- WHAT THE EXERCISE ASKS -
Lines below that include "AEAT" are the answer; copy each one.

- RECORDS TO USE -
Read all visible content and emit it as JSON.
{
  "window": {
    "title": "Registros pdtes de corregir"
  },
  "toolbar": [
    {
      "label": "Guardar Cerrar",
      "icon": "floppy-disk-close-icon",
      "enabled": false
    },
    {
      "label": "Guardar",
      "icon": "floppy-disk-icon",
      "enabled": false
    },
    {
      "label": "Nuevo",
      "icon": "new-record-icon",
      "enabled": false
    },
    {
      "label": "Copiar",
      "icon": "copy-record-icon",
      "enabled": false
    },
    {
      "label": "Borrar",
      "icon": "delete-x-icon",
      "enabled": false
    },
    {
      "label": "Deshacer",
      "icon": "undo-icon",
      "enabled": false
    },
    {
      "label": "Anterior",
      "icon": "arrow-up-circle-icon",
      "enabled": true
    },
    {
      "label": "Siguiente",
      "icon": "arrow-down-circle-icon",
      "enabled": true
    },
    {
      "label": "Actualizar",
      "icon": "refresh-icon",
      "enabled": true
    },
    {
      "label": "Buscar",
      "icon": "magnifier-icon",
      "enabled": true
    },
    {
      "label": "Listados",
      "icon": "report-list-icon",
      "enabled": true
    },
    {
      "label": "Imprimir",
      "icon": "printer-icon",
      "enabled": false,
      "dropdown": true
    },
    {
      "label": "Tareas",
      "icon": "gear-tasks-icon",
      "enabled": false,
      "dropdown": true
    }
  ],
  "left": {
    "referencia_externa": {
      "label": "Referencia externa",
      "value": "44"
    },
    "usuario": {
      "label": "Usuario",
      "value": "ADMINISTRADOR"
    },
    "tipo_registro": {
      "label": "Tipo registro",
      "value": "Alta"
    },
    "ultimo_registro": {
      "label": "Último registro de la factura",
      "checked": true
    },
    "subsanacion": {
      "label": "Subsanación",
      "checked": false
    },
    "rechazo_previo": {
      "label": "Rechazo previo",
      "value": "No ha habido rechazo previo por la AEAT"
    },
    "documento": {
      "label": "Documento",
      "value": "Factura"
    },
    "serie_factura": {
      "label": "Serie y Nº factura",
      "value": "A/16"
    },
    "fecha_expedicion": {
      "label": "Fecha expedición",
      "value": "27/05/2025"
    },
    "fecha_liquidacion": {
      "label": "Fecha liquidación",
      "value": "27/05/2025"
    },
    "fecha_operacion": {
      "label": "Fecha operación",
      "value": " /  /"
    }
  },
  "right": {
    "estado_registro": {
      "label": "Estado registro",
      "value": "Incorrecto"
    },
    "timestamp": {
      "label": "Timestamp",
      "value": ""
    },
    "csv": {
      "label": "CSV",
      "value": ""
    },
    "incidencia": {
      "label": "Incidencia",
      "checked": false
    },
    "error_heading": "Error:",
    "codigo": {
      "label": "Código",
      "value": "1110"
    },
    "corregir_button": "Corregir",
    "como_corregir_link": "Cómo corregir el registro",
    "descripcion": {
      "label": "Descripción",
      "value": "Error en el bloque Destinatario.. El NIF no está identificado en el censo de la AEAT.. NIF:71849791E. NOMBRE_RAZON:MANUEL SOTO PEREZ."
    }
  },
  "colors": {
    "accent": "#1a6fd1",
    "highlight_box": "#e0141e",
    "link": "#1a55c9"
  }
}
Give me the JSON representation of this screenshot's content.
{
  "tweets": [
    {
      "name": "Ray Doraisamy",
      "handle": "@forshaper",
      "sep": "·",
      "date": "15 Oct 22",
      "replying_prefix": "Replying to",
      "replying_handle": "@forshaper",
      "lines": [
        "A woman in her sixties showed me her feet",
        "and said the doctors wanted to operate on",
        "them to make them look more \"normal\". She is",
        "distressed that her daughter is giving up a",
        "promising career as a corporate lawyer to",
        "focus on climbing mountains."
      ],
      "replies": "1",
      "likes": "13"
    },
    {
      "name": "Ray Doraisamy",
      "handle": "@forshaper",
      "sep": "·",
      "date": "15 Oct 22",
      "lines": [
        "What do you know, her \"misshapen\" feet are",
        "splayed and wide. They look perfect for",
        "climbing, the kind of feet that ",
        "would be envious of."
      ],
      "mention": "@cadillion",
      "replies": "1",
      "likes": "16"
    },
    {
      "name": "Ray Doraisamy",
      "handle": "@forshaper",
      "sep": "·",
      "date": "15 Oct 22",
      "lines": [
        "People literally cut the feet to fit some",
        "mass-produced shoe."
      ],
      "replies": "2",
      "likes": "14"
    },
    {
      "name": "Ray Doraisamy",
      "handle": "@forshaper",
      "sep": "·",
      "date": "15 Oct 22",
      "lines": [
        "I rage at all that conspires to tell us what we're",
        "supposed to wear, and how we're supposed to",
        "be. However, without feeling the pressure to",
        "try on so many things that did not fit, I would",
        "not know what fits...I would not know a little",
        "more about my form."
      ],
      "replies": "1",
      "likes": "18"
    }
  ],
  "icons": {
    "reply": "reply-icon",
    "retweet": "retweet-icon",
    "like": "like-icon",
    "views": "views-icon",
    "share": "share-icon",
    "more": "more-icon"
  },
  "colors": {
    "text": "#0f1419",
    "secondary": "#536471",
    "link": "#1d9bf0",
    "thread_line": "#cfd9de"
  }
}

- YOUR SOLUTION -
      "value": "No ha habido rechazo previo por la AEAT"
      "value": "Error en el bloque Destinatario.. El NIF no está identificado en el censo de la AEAT.. NIF:71849791E. NOMBRE_RAZON:MANUEL SOTO PEREZ."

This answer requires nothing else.